§ **PROVIDED INFORMATION**:
---+---

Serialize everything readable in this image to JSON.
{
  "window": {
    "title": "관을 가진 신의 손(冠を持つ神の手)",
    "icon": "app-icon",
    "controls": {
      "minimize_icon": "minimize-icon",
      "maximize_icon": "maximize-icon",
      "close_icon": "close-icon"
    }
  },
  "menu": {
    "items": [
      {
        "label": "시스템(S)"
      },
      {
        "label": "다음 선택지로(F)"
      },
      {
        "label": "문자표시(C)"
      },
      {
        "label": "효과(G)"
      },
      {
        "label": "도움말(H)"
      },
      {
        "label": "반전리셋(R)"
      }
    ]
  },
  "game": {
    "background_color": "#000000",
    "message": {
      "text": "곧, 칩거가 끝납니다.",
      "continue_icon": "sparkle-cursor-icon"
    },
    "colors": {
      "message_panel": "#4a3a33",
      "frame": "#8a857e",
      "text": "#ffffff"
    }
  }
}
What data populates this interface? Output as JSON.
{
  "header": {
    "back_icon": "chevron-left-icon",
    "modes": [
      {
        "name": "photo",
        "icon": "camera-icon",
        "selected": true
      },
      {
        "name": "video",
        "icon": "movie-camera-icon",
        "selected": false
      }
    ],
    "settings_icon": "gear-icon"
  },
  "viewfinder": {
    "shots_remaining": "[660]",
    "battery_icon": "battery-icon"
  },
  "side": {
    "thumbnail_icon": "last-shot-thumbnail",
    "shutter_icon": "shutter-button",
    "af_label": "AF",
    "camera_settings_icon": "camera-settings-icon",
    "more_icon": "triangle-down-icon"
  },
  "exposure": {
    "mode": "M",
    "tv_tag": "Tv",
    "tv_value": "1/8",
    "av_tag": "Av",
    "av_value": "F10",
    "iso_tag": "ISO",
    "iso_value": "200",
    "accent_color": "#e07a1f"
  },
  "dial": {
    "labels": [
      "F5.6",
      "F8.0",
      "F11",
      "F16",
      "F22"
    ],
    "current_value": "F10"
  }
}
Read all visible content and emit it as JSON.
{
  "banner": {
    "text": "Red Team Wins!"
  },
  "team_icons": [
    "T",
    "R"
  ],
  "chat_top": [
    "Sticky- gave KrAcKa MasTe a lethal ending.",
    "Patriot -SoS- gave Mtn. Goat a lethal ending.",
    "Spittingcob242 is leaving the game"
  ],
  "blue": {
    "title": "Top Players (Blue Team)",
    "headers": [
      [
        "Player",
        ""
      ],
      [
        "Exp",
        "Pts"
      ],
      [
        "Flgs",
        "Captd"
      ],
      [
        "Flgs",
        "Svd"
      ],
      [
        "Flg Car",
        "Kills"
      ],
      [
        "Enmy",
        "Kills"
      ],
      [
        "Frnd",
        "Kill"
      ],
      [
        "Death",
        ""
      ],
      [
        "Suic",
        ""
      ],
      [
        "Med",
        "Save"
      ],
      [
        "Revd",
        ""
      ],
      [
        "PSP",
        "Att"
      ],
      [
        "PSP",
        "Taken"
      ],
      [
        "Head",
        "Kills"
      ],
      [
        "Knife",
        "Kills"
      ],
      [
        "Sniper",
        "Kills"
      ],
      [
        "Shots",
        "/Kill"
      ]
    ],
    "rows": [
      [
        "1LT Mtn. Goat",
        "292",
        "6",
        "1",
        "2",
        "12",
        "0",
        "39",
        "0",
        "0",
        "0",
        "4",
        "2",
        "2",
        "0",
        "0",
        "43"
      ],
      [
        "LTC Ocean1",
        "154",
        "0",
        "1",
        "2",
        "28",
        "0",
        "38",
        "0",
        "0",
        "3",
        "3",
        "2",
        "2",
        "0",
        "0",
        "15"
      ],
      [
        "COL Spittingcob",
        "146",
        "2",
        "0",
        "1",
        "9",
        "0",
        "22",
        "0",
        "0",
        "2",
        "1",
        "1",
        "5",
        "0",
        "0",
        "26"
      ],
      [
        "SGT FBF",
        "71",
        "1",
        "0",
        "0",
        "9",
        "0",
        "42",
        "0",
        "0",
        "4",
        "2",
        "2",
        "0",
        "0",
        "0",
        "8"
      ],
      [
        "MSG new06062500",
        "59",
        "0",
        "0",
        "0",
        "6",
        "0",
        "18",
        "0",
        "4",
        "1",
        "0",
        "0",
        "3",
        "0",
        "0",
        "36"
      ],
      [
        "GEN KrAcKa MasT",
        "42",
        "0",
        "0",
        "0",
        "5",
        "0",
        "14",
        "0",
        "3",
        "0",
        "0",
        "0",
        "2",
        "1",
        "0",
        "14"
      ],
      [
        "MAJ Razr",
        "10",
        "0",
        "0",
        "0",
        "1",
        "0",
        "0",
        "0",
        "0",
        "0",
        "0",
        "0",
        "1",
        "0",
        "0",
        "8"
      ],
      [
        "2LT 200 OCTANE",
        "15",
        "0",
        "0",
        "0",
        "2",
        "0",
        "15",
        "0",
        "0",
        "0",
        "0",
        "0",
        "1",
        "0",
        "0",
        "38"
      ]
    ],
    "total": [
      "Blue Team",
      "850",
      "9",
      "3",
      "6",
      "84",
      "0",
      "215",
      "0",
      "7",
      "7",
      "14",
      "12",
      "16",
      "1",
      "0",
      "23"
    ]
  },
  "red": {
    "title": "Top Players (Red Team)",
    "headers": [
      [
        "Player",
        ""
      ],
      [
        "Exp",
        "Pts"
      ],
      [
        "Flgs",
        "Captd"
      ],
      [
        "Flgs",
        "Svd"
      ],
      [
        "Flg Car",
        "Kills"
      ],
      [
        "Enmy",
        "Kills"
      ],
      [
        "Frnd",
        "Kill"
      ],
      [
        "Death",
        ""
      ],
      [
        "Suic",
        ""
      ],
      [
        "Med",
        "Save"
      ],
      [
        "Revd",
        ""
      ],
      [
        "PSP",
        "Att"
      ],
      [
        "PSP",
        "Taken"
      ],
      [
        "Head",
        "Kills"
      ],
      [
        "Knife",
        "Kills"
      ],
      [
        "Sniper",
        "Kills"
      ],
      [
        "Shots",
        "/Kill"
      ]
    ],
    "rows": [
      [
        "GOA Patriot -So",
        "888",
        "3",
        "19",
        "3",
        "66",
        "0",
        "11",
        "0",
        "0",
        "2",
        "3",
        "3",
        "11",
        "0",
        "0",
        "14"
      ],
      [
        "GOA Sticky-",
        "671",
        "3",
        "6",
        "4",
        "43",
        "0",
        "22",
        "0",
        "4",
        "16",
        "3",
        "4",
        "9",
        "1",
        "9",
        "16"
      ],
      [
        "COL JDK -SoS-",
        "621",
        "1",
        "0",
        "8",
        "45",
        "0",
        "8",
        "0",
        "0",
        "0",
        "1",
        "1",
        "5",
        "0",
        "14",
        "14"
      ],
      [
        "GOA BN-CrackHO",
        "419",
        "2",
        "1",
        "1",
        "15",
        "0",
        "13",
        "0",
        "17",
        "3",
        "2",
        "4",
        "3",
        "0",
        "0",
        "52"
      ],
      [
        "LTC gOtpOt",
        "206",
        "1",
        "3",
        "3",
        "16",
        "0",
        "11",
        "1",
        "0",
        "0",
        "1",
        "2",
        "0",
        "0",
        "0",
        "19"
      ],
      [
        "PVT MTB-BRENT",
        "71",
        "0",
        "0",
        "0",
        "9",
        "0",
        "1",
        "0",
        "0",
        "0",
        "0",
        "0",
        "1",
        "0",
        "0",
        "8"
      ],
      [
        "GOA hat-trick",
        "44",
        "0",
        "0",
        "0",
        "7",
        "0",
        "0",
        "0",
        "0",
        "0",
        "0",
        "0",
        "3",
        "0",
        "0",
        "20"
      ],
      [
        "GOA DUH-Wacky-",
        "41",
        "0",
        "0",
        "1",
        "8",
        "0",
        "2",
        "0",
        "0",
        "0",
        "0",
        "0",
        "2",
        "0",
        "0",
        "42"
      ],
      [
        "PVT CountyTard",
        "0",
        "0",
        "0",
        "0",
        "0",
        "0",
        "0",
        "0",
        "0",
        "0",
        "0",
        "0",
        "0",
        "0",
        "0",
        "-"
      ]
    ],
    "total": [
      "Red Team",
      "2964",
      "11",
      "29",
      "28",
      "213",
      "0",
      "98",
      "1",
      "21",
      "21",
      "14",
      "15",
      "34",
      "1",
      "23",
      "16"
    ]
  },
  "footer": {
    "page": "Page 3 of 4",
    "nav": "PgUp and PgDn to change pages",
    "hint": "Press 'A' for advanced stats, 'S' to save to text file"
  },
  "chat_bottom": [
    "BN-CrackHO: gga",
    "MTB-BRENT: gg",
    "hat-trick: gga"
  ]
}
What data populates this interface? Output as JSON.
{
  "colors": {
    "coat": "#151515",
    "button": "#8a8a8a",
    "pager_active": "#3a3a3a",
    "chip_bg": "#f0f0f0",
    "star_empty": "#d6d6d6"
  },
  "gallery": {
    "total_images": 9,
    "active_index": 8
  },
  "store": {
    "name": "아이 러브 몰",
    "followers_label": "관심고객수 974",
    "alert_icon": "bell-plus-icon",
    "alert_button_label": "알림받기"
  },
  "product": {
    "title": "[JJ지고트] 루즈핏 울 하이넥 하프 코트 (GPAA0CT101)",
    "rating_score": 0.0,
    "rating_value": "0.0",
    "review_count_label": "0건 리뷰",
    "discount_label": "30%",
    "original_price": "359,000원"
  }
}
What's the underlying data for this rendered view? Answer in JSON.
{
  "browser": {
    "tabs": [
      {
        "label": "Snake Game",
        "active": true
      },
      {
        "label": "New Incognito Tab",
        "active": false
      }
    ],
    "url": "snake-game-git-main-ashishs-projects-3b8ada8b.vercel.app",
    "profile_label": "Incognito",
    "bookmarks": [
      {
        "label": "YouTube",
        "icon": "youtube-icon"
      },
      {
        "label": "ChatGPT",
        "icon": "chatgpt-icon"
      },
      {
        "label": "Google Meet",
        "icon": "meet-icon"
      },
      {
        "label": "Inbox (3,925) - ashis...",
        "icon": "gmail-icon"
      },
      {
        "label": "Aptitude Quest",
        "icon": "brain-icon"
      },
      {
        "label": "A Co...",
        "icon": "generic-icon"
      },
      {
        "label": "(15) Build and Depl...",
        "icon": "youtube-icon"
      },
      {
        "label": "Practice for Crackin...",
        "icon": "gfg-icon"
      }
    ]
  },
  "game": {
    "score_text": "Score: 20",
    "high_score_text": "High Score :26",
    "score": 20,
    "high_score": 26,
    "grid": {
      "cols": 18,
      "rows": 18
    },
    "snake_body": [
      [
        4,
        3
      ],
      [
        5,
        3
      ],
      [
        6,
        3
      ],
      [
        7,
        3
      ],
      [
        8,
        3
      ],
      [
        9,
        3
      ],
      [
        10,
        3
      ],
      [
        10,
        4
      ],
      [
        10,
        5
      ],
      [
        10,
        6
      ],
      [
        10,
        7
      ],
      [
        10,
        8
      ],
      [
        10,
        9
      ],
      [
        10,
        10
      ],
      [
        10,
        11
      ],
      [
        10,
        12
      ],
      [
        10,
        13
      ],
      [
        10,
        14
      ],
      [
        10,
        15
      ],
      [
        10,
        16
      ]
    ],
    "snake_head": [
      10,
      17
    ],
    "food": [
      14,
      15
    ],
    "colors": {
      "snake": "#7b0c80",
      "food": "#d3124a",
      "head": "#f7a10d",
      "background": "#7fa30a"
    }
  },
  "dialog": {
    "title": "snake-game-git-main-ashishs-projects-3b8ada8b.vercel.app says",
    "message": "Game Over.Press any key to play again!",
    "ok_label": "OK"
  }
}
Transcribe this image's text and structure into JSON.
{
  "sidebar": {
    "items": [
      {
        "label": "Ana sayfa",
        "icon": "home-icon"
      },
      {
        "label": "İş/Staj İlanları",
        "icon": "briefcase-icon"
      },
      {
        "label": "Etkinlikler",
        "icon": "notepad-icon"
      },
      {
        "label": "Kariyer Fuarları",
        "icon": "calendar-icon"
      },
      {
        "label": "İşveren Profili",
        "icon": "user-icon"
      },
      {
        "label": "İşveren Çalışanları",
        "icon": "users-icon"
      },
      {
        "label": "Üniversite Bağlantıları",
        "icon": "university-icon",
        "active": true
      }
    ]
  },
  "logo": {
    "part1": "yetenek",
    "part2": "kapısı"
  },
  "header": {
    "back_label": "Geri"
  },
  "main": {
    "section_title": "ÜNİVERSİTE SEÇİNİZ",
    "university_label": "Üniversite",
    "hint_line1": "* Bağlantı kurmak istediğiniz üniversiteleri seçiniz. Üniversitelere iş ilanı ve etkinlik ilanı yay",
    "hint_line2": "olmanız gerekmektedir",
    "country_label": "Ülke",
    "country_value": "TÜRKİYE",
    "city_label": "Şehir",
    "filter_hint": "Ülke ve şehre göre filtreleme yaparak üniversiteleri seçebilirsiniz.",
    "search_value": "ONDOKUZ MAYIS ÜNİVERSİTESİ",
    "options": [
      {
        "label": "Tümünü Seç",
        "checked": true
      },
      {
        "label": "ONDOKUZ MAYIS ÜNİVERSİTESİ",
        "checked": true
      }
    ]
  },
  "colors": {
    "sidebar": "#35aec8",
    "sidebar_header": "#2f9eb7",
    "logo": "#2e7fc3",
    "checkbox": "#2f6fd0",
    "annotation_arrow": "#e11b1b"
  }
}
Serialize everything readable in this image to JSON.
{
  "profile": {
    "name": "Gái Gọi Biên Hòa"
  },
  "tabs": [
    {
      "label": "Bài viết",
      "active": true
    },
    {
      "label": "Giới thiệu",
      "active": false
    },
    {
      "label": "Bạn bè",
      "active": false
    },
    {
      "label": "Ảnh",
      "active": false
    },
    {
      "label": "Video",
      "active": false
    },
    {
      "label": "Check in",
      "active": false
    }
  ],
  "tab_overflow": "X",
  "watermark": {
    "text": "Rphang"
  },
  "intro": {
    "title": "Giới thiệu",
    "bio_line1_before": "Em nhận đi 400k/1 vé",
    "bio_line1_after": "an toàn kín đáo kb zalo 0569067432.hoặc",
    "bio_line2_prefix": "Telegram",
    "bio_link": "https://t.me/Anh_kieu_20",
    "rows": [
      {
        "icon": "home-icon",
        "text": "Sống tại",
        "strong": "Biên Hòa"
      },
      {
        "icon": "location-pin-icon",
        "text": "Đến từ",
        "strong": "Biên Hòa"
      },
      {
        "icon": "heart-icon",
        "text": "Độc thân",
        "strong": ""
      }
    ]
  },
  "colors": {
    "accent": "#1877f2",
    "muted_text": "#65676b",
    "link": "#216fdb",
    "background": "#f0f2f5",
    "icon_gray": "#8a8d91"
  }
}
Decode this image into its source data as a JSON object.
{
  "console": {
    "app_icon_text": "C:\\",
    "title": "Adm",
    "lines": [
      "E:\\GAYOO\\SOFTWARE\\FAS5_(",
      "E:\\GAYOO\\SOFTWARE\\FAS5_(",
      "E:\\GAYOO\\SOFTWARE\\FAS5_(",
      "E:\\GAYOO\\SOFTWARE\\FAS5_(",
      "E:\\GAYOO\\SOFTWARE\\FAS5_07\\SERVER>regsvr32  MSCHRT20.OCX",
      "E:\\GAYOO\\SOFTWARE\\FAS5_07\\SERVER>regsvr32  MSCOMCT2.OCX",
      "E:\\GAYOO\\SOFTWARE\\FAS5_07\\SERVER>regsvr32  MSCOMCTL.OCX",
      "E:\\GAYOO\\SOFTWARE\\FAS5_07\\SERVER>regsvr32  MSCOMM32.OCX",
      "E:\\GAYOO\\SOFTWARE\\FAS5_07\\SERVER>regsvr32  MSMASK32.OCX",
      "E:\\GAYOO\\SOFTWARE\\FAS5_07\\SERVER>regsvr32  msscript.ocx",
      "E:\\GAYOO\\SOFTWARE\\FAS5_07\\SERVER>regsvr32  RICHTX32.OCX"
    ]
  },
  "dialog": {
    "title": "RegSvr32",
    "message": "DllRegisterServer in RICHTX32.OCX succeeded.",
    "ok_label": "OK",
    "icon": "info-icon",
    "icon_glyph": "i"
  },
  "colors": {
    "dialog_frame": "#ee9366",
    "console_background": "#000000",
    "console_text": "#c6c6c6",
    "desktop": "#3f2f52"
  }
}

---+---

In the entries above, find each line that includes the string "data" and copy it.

What data populates this interface? Output as JSON.
What data populates this interface? Output as JSON.
What's the underlying data for this rendered view? Answer in JSON.
Decode this image into its source data as a JSON object.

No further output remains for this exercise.